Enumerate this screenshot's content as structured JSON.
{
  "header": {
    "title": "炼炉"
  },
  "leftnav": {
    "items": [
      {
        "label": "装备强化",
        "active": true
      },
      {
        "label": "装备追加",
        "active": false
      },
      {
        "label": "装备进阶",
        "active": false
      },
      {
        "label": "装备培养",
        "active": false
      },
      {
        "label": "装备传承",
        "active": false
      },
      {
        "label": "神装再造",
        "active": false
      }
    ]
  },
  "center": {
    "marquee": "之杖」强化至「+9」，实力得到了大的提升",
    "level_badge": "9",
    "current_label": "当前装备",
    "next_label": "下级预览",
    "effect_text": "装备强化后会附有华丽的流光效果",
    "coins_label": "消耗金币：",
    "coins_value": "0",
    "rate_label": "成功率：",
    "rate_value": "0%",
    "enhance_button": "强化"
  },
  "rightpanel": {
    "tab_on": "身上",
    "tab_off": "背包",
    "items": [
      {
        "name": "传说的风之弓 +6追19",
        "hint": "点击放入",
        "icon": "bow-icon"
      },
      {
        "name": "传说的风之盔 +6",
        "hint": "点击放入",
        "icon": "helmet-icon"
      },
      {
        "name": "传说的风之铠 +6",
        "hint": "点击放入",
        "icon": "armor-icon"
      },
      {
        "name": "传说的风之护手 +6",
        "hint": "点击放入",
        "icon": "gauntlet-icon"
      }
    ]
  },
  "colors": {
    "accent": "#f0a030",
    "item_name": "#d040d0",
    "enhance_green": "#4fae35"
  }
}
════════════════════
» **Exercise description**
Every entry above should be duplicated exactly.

» **Response to the task**
Enumerate this screenshot's content as structured JSON.
{
  "header": {
    "title": "炼炉"
  },
  "leftnav": {
    "items": [
      {
        "label": "装备强化",
        "active": true
      },
      {
        "label": "装备追加",
        "active": false
      },
      {
        "label": "装备进阶",
        "active": false
      },
      {
        "label": "装备培养",
        "active": false
      },
      {
        "label": "装备传承",
        "active": false
      },
      {
        "label": "神装再造",
        "active": false
      }
    ]
  },
  "center": {
    "marquee": "之杖」强化至「+9」，实力得到了大的提升",
    "level_badge": "9",
    "current_label": "当前装备",
    "next_label": "下级预览",
    "effect_text": "装备强化后会附有华丽的流光效果",
    "coins_label": "消耗金币：",
    "coins_value": "0",
    "rate_label": "成功率：",
    "rate_value": "0%",
    "enhance_button": "强化"
  },
  "rightpanel": {
    "tab_on": "身上",
    "tab_off": "背包",
    "items": [
      {
        "name": "传说的风之弓 +6追19",
        "hint": "点击放入",
        "icon": "bow-icon"
      },
      {
        "name": "传说的风之盔 +6",
        "hint": "点击放入",
        "icon": "helmet-icon"
      },
      {
        "name": "传说的风之铠 +6",
        "hint": "点击放入",
        "icon": "armor-icon"
      },
      {
        "name": "传说的风之护手 +6",
        "hint": "点击放入",
        "icon": "gauntlet-icon"
      }
    ]
  },
  "colors": {
    "accent": "#f0a030",
    "item_name": "#d040d0",
    "enhance_green": "#4fae35"
  }
}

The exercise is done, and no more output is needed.